#### SUPPLIED INFORMATION
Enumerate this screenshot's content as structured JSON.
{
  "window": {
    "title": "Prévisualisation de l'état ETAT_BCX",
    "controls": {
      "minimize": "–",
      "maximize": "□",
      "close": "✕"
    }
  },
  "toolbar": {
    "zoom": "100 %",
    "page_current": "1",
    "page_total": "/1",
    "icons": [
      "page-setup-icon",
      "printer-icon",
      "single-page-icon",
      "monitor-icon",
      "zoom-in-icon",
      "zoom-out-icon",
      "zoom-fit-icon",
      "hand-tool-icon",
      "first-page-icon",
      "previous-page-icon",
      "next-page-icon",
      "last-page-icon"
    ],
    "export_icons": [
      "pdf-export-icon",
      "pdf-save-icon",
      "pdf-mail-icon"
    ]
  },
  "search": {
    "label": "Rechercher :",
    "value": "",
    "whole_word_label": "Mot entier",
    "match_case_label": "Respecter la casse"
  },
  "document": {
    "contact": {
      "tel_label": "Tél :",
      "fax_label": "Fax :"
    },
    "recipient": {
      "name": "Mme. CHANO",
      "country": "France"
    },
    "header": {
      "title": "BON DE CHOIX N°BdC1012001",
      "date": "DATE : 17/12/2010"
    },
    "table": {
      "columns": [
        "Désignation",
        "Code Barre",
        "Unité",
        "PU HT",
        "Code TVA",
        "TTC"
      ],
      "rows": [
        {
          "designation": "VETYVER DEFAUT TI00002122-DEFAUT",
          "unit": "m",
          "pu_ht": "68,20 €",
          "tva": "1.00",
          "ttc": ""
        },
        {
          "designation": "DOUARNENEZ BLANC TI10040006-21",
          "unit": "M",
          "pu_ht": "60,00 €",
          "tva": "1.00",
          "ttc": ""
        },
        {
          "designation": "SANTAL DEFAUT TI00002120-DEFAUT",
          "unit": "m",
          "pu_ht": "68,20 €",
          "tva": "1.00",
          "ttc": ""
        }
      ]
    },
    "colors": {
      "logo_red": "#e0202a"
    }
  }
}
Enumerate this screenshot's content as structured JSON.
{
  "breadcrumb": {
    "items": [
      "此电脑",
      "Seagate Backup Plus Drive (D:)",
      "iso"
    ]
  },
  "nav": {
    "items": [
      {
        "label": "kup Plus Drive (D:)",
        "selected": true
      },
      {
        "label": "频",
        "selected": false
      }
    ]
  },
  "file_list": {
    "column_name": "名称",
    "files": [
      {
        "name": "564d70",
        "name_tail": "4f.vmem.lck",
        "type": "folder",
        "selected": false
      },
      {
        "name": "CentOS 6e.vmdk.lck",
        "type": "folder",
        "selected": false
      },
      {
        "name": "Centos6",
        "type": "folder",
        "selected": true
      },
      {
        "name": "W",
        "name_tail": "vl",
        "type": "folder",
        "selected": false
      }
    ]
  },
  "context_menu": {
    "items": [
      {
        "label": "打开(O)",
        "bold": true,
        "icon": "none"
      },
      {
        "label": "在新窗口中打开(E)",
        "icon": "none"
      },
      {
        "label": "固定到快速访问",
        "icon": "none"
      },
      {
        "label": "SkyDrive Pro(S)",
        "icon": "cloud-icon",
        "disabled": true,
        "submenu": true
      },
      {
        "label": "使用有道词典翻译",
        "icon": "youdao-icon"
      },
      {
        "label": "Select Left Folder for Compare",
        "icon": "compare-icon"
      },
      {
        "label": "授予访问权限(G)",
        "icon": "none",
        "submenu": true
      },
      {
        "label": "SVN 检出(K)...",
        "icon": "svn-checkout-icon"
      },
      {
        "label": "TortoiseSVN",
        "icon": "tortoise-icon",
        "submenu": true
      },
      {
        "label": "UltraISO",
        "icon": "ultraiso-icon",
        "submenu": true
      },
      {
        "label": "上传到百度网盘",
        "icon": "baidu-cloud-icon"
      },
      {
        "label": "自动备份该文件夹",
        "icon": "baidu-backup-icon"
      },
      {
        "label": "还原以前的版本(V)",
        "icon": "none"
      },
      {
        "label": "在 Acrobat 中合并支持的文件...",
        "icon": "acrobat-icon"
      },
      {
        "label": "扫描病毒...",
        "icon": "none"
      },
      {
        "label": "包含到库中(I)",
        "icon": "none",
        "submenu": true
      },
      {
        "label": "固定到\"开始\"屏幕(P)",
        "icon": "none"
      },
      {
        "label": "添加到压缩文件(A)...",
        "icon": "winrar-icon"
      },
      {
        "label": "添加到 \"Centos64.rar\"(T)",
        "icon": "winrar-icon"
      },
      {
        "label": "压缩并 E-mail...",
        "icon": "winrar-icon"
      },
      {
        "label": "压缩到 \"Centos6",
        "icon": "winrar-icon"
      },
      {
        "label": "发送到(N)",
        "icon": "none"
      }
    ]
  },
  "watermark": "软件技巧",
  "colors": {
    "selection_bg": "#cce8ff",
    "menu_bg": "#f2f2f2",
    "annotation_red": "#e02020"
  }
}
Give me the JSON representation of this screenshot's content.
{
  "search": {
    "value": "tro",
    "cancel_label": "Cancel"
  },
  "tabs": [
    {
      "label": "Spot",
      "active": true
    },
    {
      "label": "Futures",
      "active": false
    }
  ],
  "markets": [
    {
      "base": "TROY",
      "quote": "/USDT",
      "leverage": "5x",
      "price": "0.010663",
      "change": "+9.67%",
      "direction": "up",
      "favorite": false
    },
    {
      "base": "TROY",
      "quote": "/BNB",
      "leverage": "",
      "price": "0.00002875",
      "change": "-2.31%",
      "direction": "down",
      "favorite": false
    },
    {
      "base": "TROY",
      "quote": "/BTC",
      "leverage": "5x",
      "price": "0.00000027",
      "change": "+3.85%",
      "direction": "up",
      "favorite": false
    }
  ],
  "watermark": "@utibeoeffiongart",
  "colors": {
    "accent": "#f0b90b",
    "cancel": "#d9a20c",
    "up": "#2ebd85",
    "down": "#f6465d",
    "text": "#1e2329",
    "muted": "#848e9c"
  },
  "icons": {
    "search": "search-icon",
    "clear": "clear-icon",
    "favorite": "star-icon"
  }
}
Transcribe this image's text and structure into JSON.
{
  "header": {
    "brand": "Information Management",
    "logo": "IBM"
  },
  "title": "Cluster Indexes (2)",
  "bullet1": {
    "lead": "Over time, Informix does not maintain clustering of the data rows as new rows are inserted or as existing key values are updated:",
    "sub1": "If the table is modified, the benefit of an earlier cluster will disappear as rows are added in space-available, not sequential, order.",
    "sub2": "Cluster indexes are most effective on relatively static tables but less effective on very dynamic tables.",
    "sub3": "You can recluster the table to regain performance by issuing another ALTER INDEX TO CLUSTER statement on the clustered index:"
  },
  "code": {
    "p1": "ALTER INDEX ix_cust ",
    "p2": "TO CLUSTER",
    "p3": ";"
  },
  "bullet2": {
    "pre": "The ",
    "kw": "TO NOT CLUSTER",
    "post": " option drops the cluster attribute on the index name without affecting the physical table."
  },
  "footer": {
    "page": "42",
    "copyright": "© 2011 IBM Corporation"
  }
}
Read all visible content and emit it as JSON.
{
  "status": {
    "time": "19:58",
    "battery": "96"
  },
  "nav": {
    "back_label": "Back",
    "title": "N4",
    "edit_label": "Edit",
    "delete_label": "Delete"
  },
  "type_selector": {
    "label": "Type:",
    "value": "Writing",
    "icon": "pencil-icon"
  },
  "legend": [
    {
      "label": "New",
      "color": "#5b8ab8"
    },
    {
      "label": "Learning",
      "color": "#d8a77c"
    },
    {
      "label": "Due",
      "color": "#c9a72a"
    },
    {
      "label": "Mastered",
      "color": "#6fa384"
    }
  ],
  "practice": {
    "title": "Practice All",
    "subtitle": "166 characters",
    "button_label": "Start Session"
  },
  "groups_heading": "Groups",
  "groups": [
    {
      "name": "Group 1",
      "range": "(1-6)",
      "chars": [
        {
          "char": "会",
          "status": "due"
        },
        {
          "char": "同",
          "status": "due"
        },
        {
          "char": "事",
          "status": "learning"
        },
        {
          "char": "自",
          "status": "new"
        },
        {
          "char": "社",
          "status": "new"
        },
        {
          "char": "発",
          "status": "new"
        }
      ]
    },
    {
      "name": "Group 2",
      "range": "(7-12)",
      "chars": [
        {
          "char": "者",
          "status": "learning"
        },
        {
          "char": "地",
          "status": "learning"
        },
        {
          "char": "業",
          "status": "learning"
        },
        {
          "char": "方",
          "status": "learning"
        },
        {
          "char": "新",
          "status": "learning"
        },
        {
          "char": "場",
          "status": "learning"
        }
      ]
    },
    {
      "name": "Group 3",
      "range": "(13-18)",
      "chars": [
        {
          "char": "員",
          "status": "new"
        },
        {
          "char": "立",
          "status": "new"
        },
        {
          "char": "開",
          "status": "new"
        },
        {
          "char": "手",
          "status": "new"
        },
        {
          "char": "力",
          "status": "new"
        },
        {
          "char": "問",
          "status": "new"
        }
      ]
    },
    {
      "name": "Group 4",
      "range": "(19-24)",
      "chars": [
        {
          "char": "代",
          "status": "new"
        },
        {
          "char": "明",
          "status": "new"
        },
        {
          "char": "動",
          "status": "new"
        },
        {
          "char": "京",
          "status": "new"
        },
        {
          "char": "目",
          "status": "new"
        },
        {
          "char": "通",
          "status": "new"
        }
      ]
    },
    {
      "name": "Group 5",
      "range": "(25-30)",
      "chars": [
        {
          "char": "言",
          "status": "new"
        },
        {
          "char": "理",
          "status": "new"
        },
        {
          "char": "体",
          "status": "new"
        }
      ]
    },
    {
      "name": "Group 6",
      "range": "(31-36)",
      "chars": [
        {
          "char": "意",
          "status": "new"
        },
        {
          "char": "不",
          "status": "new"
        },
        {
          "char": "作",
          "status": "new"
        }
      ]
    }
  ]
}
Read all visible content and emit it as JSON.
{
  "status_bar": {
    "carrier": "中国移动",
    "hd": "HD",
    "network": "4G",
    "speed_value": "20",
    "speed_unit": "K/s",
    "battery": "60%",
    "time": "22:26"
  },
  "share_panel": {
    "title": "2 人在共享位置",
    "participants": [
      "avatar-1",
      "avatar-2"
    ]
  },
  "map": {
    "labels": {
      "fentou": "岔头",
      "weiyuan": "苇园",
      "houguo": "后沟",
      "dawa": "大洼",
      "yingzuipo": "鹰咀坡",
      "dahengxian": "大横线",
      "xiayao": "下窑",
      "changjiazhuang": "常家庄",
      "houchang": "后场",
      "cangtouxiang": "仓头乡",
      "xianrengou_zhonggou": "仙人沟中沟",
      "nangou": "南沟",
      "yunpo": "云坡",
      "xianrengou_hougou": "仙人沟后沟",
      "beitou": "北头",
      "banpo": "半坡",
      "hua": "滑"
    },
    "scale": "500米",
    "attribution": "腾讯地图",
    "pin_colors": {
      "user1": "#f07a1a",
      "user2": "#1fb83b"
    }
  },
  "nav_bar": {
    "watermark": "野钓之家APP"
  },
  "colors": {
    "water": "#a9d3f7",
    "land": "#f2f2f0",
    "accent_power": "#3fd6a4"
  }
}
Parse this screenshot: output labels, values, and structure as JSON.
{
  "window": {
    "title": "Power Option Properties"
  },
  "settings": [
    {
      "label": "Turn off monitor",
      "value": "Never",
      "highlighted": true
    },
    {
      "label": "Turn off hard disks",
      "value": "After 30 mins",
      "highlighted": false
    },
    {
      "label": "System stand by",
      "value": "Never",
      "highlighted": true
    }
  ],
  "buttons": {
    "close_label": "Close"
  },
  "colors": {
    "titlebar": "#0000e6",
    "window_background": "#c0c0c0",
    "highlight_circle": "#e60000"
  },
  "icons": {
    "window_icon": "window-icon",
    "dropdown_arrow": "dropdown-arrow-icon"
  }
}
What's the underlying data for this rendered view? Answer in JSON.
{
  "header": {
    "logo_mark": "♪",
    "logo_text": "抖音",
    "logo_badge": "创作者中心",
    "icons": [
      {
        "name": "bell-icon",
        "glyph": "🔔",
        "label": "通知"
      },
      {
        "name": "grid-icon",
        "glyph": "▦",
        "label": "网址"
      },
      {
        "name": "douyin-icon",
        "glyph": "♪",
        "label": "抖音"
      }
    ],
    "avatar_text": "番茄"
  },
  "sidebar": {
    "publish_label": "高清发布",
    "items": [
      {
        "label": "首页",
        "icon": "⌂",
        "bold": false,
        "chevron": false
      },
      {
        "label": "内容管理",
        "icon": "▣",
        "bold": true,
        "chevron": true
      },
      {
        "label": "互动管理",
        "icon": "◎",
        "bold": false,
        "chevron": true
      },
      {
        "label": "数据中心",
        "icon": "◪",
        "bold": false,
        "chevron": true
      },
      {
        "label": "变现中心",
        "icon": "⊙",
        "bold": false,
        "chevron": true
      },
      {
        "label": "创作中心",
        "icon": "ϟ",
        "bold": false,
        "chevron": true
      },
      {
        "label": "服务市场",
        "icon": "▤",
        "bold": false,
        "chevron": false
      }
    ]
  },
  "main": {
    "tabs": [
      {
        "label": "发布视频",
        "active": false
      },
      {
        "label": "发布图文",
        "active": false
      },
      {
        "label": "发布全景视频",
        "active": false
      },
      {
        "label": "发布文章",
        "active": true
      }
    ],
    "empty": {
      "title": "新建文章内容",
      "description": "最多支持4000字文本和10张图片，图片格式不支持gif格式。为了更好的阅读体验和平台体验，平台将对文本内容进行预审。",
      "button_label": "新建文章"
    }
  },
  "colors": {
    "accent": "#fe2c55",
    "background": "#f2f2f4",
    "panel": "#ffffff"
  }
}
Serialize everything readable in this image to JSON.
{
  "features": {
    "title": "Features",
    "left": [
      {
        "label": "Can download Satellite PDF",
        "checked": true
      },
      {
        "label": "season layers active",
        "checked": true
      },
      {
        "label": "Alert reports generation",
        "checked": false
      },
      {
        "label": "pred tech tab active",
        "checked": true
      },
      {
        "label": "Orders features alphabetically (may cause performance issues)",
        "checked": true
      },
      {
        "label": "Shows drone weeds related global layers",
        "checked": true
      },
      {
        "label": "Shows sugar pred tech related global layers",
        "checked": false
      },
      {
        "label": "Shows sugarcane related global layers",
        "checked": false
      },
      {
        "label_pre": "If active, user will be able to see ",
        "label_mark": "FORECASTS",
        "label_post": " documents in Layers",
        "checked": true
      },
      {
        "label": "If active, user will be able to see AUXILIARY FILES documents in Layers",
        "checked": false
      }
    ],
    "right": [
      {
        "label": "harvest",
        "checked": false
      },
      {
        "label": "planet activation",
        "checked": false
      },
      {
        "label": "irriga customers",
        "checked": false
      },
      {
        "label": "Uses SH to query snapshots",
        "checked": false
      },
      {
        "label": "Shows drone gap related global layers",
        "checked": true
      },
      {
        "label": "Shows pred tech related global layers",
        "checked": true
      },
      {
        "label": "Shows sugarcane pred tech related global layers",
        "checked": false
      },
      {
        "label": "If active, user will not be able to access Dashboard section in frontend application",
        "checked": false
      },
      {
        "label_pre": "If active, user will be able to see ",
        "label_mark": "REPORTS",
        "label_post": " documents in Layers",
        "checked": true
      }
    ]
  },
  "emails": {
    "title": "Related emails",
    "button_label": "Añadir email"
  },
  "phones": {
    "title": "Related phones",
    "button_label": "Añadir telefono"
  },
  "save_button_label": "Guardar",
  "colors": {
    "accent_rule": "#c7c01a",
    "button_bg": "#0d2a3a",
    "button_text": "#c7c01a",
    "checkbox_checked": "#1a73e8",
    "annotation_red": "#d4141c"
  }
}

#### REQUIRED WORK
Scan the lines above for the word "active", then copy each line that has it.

#### SOLUTION
      "active": true
      "active": false
        "active": false
        "active": false
        "active": false
        "active": true
        "label": "season layers active",
        "label": "pred tech tab active",
        "label_pre": "If active, user will be able to see ",
        "label": "If active, user will be able to see AUXILIARY FILES documents in Layers",
        "label": "If active, user will not be able to access Dashboard section in frontend application",
        "label_pre": "If active, user will be able to see ",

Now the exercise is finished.